Ukraine’s parliament approved Arseny Yatseniuk for a new term as prime minister Thursday (27 November) in a ceremony that countered reports of high-level disunity in a message to Russia over its backing of separatists in the country’s east.
Pomp and emotion characterised the opening of Ukraine’s first parliament since the February fall of pro-Moscow president Viktor Yanukovich as his successor, Petro Poroshenko, declared in a keynote speech that there could be no future formula for Ukraine other than that of a single, unified state.
More than two-thirds of the deputies in the 450-seat parliament voted for Yatseniuk to stay as head of government, a post he has held since protests toppled Yanukovich, prompting Russia to annex Ukraine’s Crimea region and back pro-Russian rebels in the east.
In a gesture aimed at deflecting impressions of damaging rivalry between himself, and Poroshenko, which have also alarmed Western governments, Yatseniuk raised his hand to the president and declared to cheers: “Here is my hand for carrying out all that you have just said from this tribune.
“This is our joint responsibility,” he added before striding over to Poroshenko and warmly embracing the president.
Volodymyr Hroisman, an ally of Ukrainian President Petro Poroshenko and deputy prime minister to the current premier Arseniy Yatensiuk, was elected the speaker of the Ukrainian parliament. He was approved with a vote of 359 for, 0 against, and 3 abstentions. Another 46 MPs did not vote.
The display of unity was scripted in part for the eyes of Russia, which is backing Russian-speaking separatists in Ukraine’s industrial heartland in a conflagration that has killed more than 4,300 people.
Political parties in favour of closer links to the European Union scored a resounding victory in a 26 October election, handing Poroshenko a mandate to end the conflict and steer the ex-Soviet republic further out of Russia’s orbit towards Europe.

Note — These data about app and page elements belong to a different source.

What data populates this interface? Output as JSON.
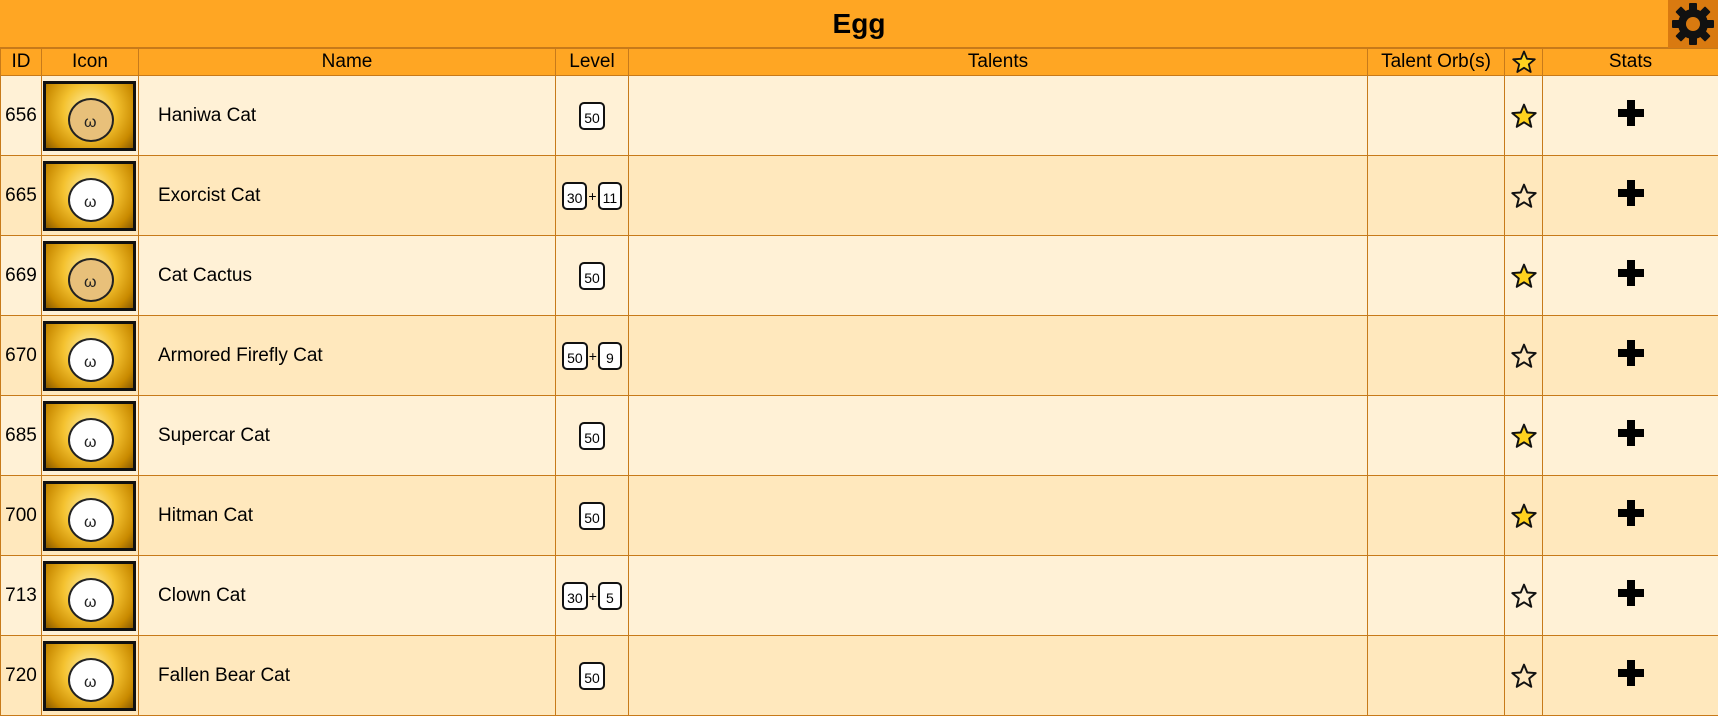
{
  "header": {
    "title": "Egg",
    "settings_icon": "gear-icon"
  },
  "columns": {
    "id": "ID",
    "icon": "Icon",
    "name": "Name",
    "level": "Level",
    "talents": "Talents",
    "orbs": "Talent Orb(s)",
    "favorite_icon": "star-icon",
    "stats": "Stats"
  },
  "rows": [
    {
      "id": "656",
      "name": "Haniwa Cat",
      "level": "50",
      "plus": "",
      "favorite": true
    },
    {
      "id": "665",
      "name": "Exorcist Cat",
      "level": "30",
      "plus": "11",
      "favorite": false
    },
    {
      "id": "669",
      "name": "Cat Cactus",
      "level": "50",
      "plus": "",
      "favorite": true
    },
    {
      "id": "670",
      "name": "Armored Firefly Cat",
      "level": "50",
      "plus": "9",
      "favorite": false
    },
    {
      "id": "685",
      "name": "Supercar Cat",
      "level": "50",
      "plus": "",
      "favorite": true
    },
    {
      "id": "700",
      "name": "Hitman Cat",
      "level": "50",
      "plus": "",
      "favorite": true
    },
    {
      "id": "713",
      "name": "Clown Cat",
      "level": "30",
      "plus": "5",
      "favorite": false
    },
    {
      "id": "720",
      "name": "Fallen Bear Cat",
      "level": "50",
      "plus": "",
      "favorite": false
    }
  ],
  "level_separator": "+",
  "stats_symbol": "✚",
  "colors": {
    "header_bg": "#ffa623",
    "row_odd": "#fff1d6",
    "row_even": "#ffe8bd",
    "star_fill": "#ffd21f",
    "border": "#c77a1a"
  }
}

But there have been reports of disputes between Poroshenko and Yatseniuk over the sharing of portfolios in the new government, which may emerge next Tuesday.
Poroshenko said 100 percent of Ukrainians favoured a unitary state without federalisation, a political model that has been pushed by Russia, but is seen by Kyiv as a recipe for the country’s dismemberment.
“These are our warm wishes to those in the east or west who advise federalisation,” Poroshenko said sarcastically.
But he said the reality was that Ukraine would always have “to sleep with a revolver under the pillow”, an allusion to the perceived threat from Russia, which in turn sees Kyiv’s tilt towards the EU and NATO as menacing.
Poroshenko said support among Ukrainians for joining NATO had grown 3-4 fold this year, and Ukraine’s current non-aligned status no longer worked.
The crisis in Ukraine erupted after its former President Viktor Yanukovich cancelled plans to sign trade and political pacts with the EU in November 2013 and instead sought closer ties with Russia, triggering protests that turned bloody and drove him from power.
Moscow annexed Crimea in March following a referendum staged after Russian forces established control over the Black Sea peninsula in the biggest East-West crisis since the Cold War.
Pro-Russian militants control buildings in more than ten towns in eastern Ukraine after launching their uprising on 6 April. On 11 May pro-Moscow rebels declared a resounding victory in a referendum in Donetsk and Luhansk, which the West called illegal and illegitimate.
The fighting has escalated sharply after Ukrainian President Petro Poroshenko ordered on 1 July an assault on separatists. The EU's resolve to punish Russia strengthened after the downing in Ukraine on 17 July of a Malaysia Airlines passenger plane, killing all 298 people on board. 194 of the passengers were from the Netherlands.
Western leaders say pro-Russian rebels almost certainly shot the airliner down by mistake with a Russian-supplied surface-to-air missile. Moscow has blamed Kyiv for the tragedy.
On 27 August NATO and the U.S. said Russian incursions into Ukraine took an ‘overt and obvious form’ and on 28 August Poroshenko said Russia had invaded Ukraine.